Southwest Harbor’s Common Good Soup Kitchen & Café (tel. 207/266-2733) at 19 Clark’s Point Road (next to the post office), is arguably the best spot to get MDI’s signature pastry, the light and buttery popover. From June to Columbus Day, stop by between 7:30 and 11:30am, help yourself to all the coffee, oatmeal, and terrific popovers (with locally made jam) that you care to eat. Grab a seat on the patio, enjoy the live music, then leave whatever sort of donation you’d like on the way out—it all goes to fund a soup kitchen in the winter.
In Northeast Harbor, don’t overlook the informal Docksider Restaurant, hidden a block off the main commercial drag at 14 Sea Street (tel. 207/276-3965). The crab rolls and lobster rolls are outstanding, made simply and perfectly. The small restaurant also features a host of other fare, including lobster dinners, sandwiches, chowder, fried seafood, and grilled salmon.
The best lobster restaurants are those right on the water, where there’s no pretension or frills.
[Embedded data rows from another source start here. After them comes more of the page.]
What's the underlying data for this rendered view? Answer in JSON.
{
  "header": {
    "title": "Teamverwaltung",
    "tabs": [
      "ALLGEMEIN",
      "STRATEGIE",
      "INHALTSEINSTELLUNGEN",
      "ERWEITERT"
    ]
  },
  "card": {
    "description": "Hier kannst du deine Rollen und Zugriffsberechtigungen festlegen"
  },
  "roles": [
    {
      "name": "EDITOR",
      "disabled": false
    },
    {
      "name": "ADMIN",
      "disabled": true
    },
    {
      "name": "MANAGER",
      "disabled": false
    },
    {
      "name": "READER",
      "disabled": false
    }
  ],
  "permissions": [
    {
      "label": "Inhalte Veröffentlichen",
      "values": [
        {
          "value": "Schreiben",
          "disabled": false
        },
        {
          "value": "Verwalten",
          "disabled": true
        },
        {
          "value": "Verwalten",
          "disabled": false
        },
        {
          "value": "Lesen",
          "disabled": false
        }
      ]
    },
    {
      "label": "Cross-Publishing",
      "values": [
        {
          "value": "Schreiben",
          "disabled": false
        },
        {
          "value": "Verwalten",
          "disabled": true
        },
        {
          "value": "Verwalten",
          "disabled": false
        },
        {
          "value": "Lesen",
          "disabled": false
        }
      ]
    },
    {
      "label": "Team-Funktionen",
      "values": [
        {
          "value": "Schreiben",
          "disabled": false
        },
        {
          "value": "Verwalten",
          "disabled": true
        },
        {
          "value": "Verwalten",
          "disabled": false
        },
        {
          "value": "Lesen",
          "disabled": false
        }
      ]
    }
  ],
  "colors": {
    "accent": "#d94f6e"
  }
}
The ingredients for a proper feed at a local lobster pound are a pot of boiling water, a tank of lobsters, some well-worn picnic tables, a good view, and a six-pack of Maine beer. Some of the best are concentrated on Mount Desert Island, including the famous Beal’s Lobster Pier in Southwest Harbor, one of the oldest pounds in the area. Thurston’s Lobster Pound in tiny Bernard (across the water from Bass Harbor) is atmospheric enough to have been used as a backdrop for the Stephen King miniseries Storm of the Century; it’s a fine place to linger toward dusk, with great water views from the upstairs level. Abel’s Lobster Pound (tel. 207/276-5827) on Route 198, 5 miles north of Northeast Harbor, overlooks the deep blue waters of Somes Sound; eat at picnic tables under the pines or indoors at the restaurant. It’s quite a bit pricier than other lobster restaurants at first glance, but they don’t charge for the extras that many other lobster joints do—and some visitors claim that lobsters here are more succulent. Near Seawall in Southwest Harbor, Charlotte’s Legendary Lobster Pound (tel. 207/244-8021) is bohemian and fun, a roadstand with a retro diner motif, famous for getting its lobsters stoned before boiling them. Then there’s Trenton Bridge Lobster Pound ( tel. 207/667-2977) on Route 3 in Trenton (on the mainland) just before the bridge across to the Island, a personal favorite of mine where the lobsters are boiled in seawater. It’s salty and unpretentious as all get-out. A container of their smoky lobster stew and a slice of homemade blueberry pie make for ideal takeout.
Note: This information was accurate when it was published, but can change without notice. Please be sure to confirm all rates and details directly with the companies in question before planning your trip.